The heartbreaking and profoundly disturbing image of a dead three-year-old boy washed up on a beach may prove to be the defining image of the migrant and refugee crisis that Europe is struggling to deal with. The Independent newspaper made a brave decision to put this graphic image on their front page this morning. It isn’t pleasant but it does help to reframe the debate. Instead of seeing migrants and refugees as a faceless ‘swarm’ this image demonstrates the terrible human cost of this crisis.
Sadly this crisis is not new. Two years ago, Pope Francis visited the island of Lampedusa and condemned what he saw as ‘global indifference’ to the plight of migrants drowning while trying to cross the Mediterranean. A colossal failure in leadership by European leaders and indifference and even hostility by European populations has exacerbated the crisis. Certain sections of the media are also to blame for stoking hostility. The Daily Express front page on 11 August which criticised the BBC’s Songs of Praise programme for wasting tax payers’ money by filming at the migrant camp in Calais was just barely concealed racism.
|Irish Naval personnel from the LÉ Eithne (P31) |
rescuing migrants as part of Operation Triton.
Copyright Irish Defence Force under Creative Commons Licence
On this morning’s Today programme on BBC Radio 4, the former Cabinet minister, Baroness Warsi, spoke with compassion when she highlighted Britain’s history in offering refuge to people fleeing war and persecution. England offered many Huguenots asylum during the sixteenth century, and Edward VI even gave them the whole of the western crypt of Canterbury Cathedral for their worship. They still worship there to this day. Then in the twentieth century, the Kindertransport organised before the outbreak of World War II saw Britain take in nearly 10,000 Jewish children. To me it is sad that Britain is not living up to the hospitality offered by our ancestors.
Baroness Warsi was also right to point out that Britain is already a major supplier of humanitarian aid to the Syrian crisis, but I feel that however laudable our aid contribution is it there is still more that can be done. Last summer, Britain was slow to act as Islamic State seized control of Mosul and forced Yazidis and Christians to flee. In being slow to act and in refusing to take in refugees arriving in Europe, we are making the same mistake over this crisis, which of course is partly caused by the chaos in Syria and northern Iraq.

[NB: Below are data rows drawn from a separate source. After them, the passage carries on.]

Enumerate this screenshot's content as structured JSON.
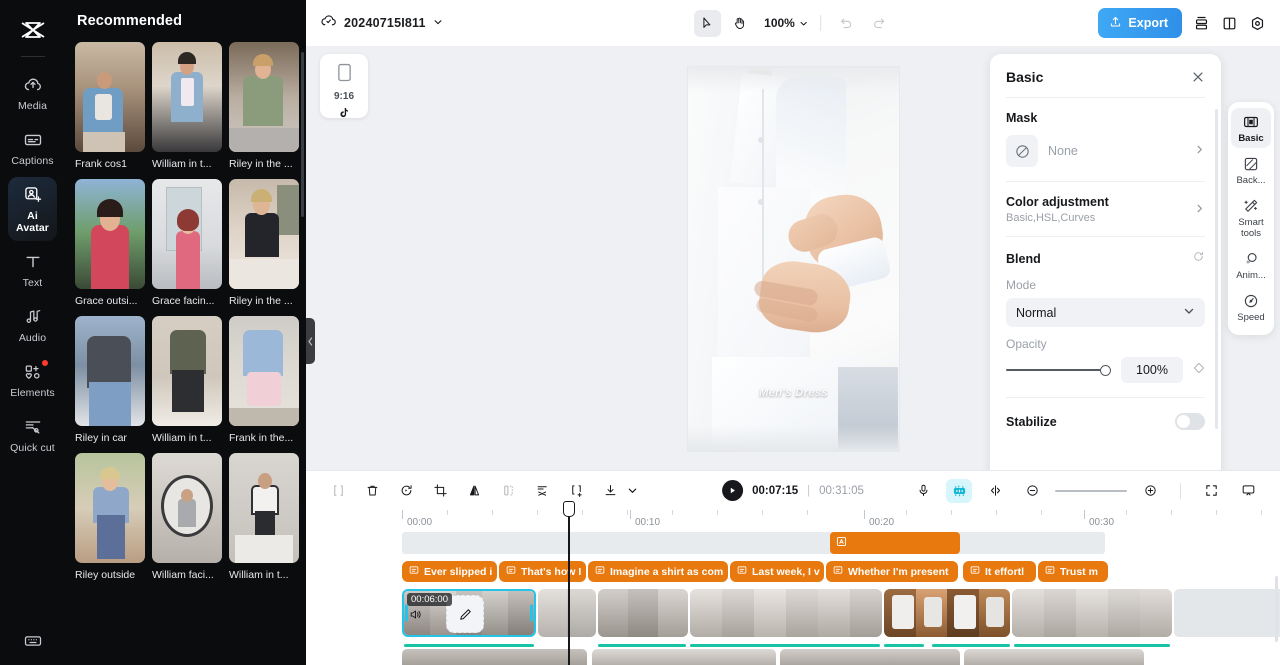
{
  "app": {
    "name": "CapCut"
  },
  "rail": {
    "items": [
      {
        "label": "Media",
        "icon": "cloud-upload-icon",
        "active": false,
        "badge": false
      },
      {
        "label": "Captions",
        "icon": "captions-icon",
        "active": false,
        "badge": false
      },
      {
        "label": "Ai Avatar",
        "icon": "ai-avatar-icon",
        "active": true,
        "badge": false
      },
      {
        "label": "Text",
        "icon": "text-icon",
        "active": false,
        "badge": false
      },
      {
        "label": "Audio",
        "icon": "audio-icon",
        "active": false,
        "badge": false
      },
      {
        "label": "Elements",
        "icon": "elements-icon",
        "active": false,
        "badge": true
      },
      {
        "label": "Quick cut",
        "icon": "quick-cut-icon",
        "active": false,
        "badge": false
      }
    ],
    "bottom_icon": "keyboard-shortcuts-icon"
  },
  "media": {
    "title": "Recommended",
    "items": [
      {
        "name": "Frank cos1"
      },
      {
        "name": "William in t..."
      },
      {
        "name": "Riley in the ..."
      },
      {
        "name": "Grace outsi..."
      },
      {
        "name": "Grace facin..."
      },
      {
        "name": "Riley in the ..."
      },
      {
        "name": "Riley in car"
      },
      {
        "name": "William in t..."
      },
      {
        "name": "Frank in the..."
      },
      {
        "name": "Riley outside"
      },
      {
        "name": "William faci..."
      },
      {
        "name": "William in t..."
      }
    ]
  },
  "topbar": {
    "project_name": "20240715I811",
    "project_icon": "cloud-sync-icon",
    "chevron_icon": "chevron-down-icon",
    "select_tool_icon": "cursor-arrow-icon",
    "hand_tool_icon": "hand-icon",
    "zoom_level": "100%",
    "undo_icon": "undo-icon",
    "redo_icon": "redo-icon",
    "export_label": "Export",
    "export_icon": "upload-icon",
    "export_color": "#3fa0ef",
    "right_icons": [
      {
        "name": "layout-stack-icon"
      },
      {
        "name": "split-view-icon"
      },
      {
        "name": "settings-gear-icon"
      }
    ]
  },
  "stage": {
    "ratio_card": {
      "ratio": "9:16",
      "platform_icon": "tiktok-icon",
      "frame_icon": "portrait-frame-icon"
    },
    "preview": {
      "watermark": "Men's Dress"
    }
  },
  "props": {
    "title": "Basic",
    "close_icon": "close-icon",
    "mask": {
      "label": "Mask",
      "value": "None",
      "icon": "mask-none-icon",
      "chevron": "chevron-right-icon"
    },
    "color_adjustment": {
      "label": "Color adjustment",
      "sub": "Basic,HSL,Curves",
      "chevron": "chevron-right-icon"
    },
    "blend": {
      "label": "Blend",
      "reset_icon": "reset-icon",
      "mode_label": "Mode",
      "mode_value": "Normal",
      "mode_chevron": "chevron-down-icon",
      "opacity_label": "Opacity",
      "opacity_value": "100%",
      "keyframe_icon": "keyframe-diamond-icon"
    },
    "stabilize": {
      "label": "Stabilize",
      "enabled": false
    }
  },
  "minirail": {
    "items": [
      {
        "label": "Basic",
        "icon": "basic-filmstrip-icon",
        "active": true
      },
      {
        "label": "Back...",
        "icon": "background-icon",
        "active": false
      },
      {
        "label": "Smart tools",
        "icon": "magic-wand-icon",
        "active": false
      },
      {
        "label": "Anim...",
        "icon": "animation-icon",
        "active": false
      },
      {
        "label": "Speed",
        "icon": "speed-gauge-icon",
        "active": false
      }
    ]
  },
  "timeline": {
    "toolbar_left": [
      {
        "name": "split-icon",
        "disabled": true
      },
      {
        "name": "delete-trash-icon",
        "disabled": false
      },
      {
        "name": "rotate-icon",
        "disabled": false
      },
      {
        "name": "crop-icon",
        "disabled": false
      },
      {
        "name": "mirror-flip-icon",
        "disabled": false
      },
      {
        "name": "freeze-frame-icon",
        "disabled": true
      },
      {
        "name": "auto-cut-icon",
        "disabled": false
      },
      {
        "name": "split-add-icon",
        "disabled": false
      },
      {
        "name": "download-icon",
        "disabled": false
      },
      {
        "name": "chevron-down-icon",
        "disabled": false
      }
    ],
    "play_icon": "play-icon",
    "current_time": "00:07:15",
    "separator": "|",
    "total_time": "00:31:05",
    "toolbar_right": [
      {
        "name": "microphone-icon"
      },
      {
        "name": "audio-stretch-icon"
      },
      {
        "name": "split-marker-icon"
      },
      {
        "name": "zoom-out-icon"
      },
      {
        "name": "zoom-in-icon"
      },
      {
        "name": "fit-screen-icon"
      },
      {
        "name": "monitor-preview-icon"
      }
    ],
    "ruler_labels": [
      "00:00",
      "00:10",
      "00:20",
      "00:30"
    ],
    "animation_clip": {
      "icon": "text-animation-icon"
    },
    "text_clips": [
      {
        "text": "Ever slipped i",
        "icon": "text-clip-icon"
      },
      {
        "text": "That's how I",
        "icon": "text-clip-icon"
      },
      {
        "text": "Imagine a shirt as com",
        "icon": "text-clip-icon"
      },
      {
        "text": "Last week, I v",
        "icon": "text-clip-icon"
      },
      {
        "text": "Whether I'm present",
        "icon": "text-clip-icon"
      },
      {
        "text": "It effortl",
        "icon": "text-clip-icon"
      },
      {
        "text": "Trust m",
        "icon": "text-clip-icon"
      }
    ],
    "video_track": {
      "speaker_icon": "volume-icon",
      "edit_icon": "edit-pencil-icon",
      "selected_clip_time": "00:06:00",
      "selection_color": "#23c4e8"
    },
    "second_track": {
      "speaker_icon": "volume-icon"
    }
  }
}
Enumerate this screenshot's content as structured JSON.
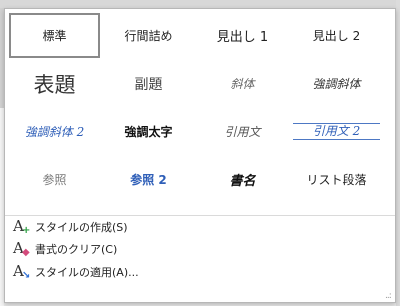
{
  "gallery": {
    "styles": [
      {
        "label": "標準",
        "selected": true
      },
      {
        "label": "行間詰め"
      },
      {
        "label": "見出し 1"
      },
      {
        "label": "見出し 2"
      },
      {
        "label": "表題"
      },
      {
        "label": "副題"
      },
      {
        "label": "斜体"
      },
      {
        "label": "強調斜体"
      },
      {
        "label": "強調斜体 2"
      },
      {
        "label": "強調太字"
      },
      {
        "label": "引用文"
      },
      {
        "label": "引用文 2"
      },
      {
        "label": "参照"
      },
      {
        "label": "参照 2"
      },
      {
        "label": "書名"
      },
      {
        "label": "リスト段落"
      }
    ]
  },
  "commands": [
    {
      "label": "スタイルの作成(S)",
      "icon": "new-style-icon"
    },
    {
      "label": "書式のクリア(C)",
      "icon": "clear-formatting-icon"
    },
    {
      "label": "スタイルの適用(A)...",
      "icon": "apply-styles-icon"
    }
  ],
  "colors": {
    "accent_blue": "#2f5fb8",
    "selected_border": "#8a8a8a"
  }
}
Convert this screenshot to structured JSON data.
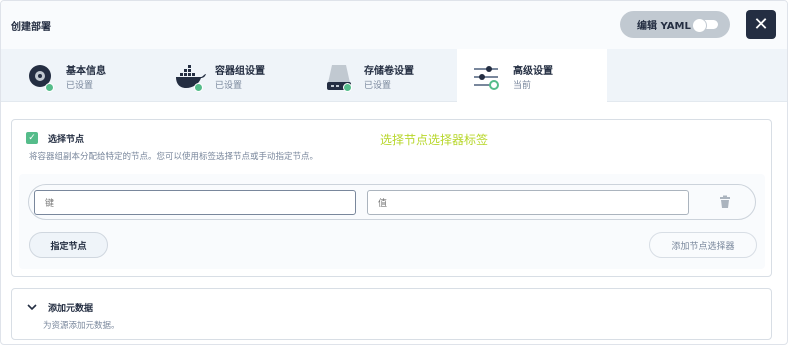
{
  "header": {
    "title": "创建部署",
    "yaml_label": "编辑 YAML",
    "close_label": "✕"
  },
  "tabs": [
    {
      "label": "基本信息",
      "sub": "已设置",
      "icon": "disc-icon",
      "status": "done"
    },
    {
      "label": "容器组设置",
      "sub": "已设置",
      "icon": "docker-icon",
      "status": "done"
    },
    {
      "label": "存储卷设置",
      "sub": "已设置",
      "icon": "storage-icon",
      "status": "done"
    },
    {
      "label": "高级设置",
      "sub": "当前",
      "icon": "sliders-icon",
      "status": "current"
    }
  ],
  "node_selector": {
    "checkbox_checked": true,
    "title": "选择节点",
    "annotation": "选择节点选择器标签",
    "description": "将容器组副本分配给特定的节点。您可以使用标签选择节点或手动指定节点。",
    "key_placeholder": "键",
    "value_placeholder": "值",
    "assign_label": "指定节点",
    "add_label": "添加节点选择器"
  },
  "metadata": {
    "title": "添加元数据",
    "description": "为资源添加元数据。"
  },
  "colors": {
    "accent_green": "#55bc8a",
    "dark": "#242e42",
    "annotation": "#b8d72c"
  }
}
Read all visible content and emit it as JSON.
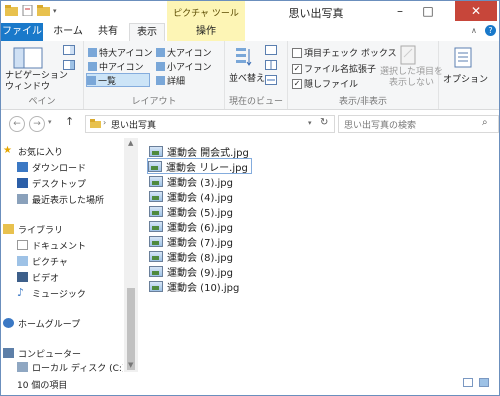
{
  "window": {
    "title": "思い出写真",
    "contextual_tab_group": "ピクチャ ツール"
  },
  "tabs": [
    "ファイル",
    "ホーム",
    "共有",
    "表示",
    "操作"
  ],
  "ribbon": {
    "pane": {
      "button": "ナビゲーション\nウィンドウ",
      "label": "ペイン"
    },
    "layout": {
      "items": [
        "特大アイコン",
        "大アイコン",
        "中アイコン",
        "小アイコン",
        "一覧",
        "詳細"
      ],
      "label": "レイアウト"
    },
    "current_view": {
      "sort_button": "並べ替え",
      "label": "現在のビュー"
    },
    "show_hide": {
      "checkboxes": [
        {
          "label": "項目チェック ボックス",
          "checked": false
        },
        {
          "label": "ファイル名拡張子",
          "checked": true
        },
        {
          "label": "隠しファイル",
          "checked": true
        }
      ],
      "hide_selected": "選択した項目を\n表示しない",
      "label": "表示/非表示"
    },
    "options": "オプション"
  },
  "address": {
    "path": "思い出写真",
    "search_placeholder": "思い出写真の検索"
  },
  "nav": [
    "お気に入り",
    "ダウンロード",
    "デスクトップ",
    "最近表示した場所",
    "ライブラリ",
    "ドキュメント",
    "ピクチャ",
    "ビデオ",
    "ミュージック",
    "ホームグループ",
    "コンピューター",
    "ローカル ディスク (C:)"
  ],
  "files": [
    "運動会 開会式.jpg",
    "運動会 リレー.jpg",
    "運動会 (3).jpg",
    "運動会 (4).jpg",
    "運動会 (5).jpg",
    "運動会 (6).jpg",
    "運動会 (7).jpg",
    "運動会 (8).jpg",
    "運動会 (9).jpg",
    "運動会 (10).jpg"
  ],
  "status": {
    "item_count": "10 個の項目"
  },
  "colors": {
    "file_tab": "#1979ca",
    "contextual_tab": "#fdf5b5",
    "close_button": "#c7463a",
    "selection_border": "#84acdd"
  }
}
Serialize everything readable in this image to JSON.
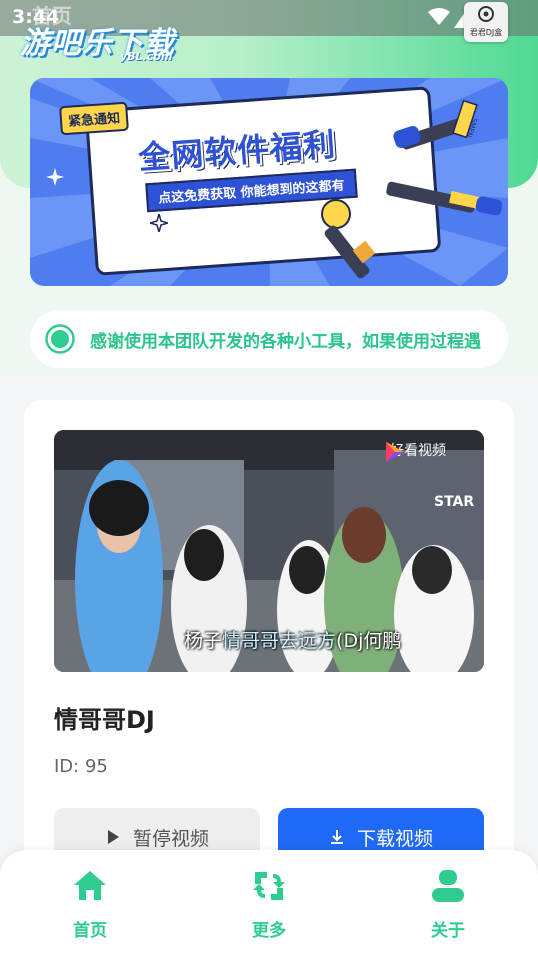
{
  "status_bar": {
    "time": "3:44",
    "app_badge_label": "君君DJ盒"
  },
  "page_label": "首页",
  "watermark": {
    "logo": "游吧乐下载",
    "sub": "yBL.com"
  },
  "banner": {
    "tag": "紧急通知",
    "title": "全网软件福利",
    "subtitle": "点这免费获取 你能想到的这都有",
    "mic_label": "SMEN"
  },
  "notice": {
    "text": "感谢使用本团队开发的各种小工具，如果使用过程遇"
  },
  "video": {
    "thumbnail_brand": "好看视频",
    "caption_prefix": "杨子",
    "caption_highlight": "情哥哥去远方",
    "caption_suffix": "(Dj何鹏",
    "storefront_sign": "STAR",
    "title": "情哥哥DJ",
    "id_text": "ID: 95"
  },
  "buttons": {
    "pause": "暂停视频",
    "download": "下载视频"
  },
  "bottom_nav": {
    "items": [
      {
        "label": "首页",
        "icon": "home-icon"
      },
      {
        "label": "更多",
        "icon": "refresh-icon"
      },
      {
        "label": "关于",
        "icon": "user-icon"
      }
    ]
  },
  "colors": {
    "accent_green": "#2ecc8f",
    "download_blue": "#1f6af5",
    "banner_blue": "#4f7df0"
  }
}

David Cameron and other European leaders now need to show both leadership and compassion in this crisis. The British Government needs to take a lead and not be swayed by xenophobic and isolationist views on immigration. It would be naive to say that immigration is always benign and doesn’t present challenges to the United Kingdom. Immigration often comes with profound dilemmas for both immigrant and indigenous communities. However, from a Christian perspective, ignoring the plight of these migrants and refugees is untenable and goes against the grain of scripture and Christian tradition. Jesus’ parables of the Good Samaritan, Lazarus and the Rich Man, and the Sheep and the Goats* mean that for Christians we do not have the luxury of being able to walk on by on the other side (read them if you don't believe me). Jesus simply does not allow us to be indifferent to the suffering of others.
However, hospitality is by nature a costly enterprise. Just as, in the parable, the Good Samaritan paid for the injured man to be cared for at an inn, hospitality costs us something. Dealing with the migrant and refugee crisis will be costly, but I guarantee that that the cost will be less to us than it was for that dead three-year-old on the beach.
* Luke 10:29-37, Luke 16:19-31, Matthew 25:31-36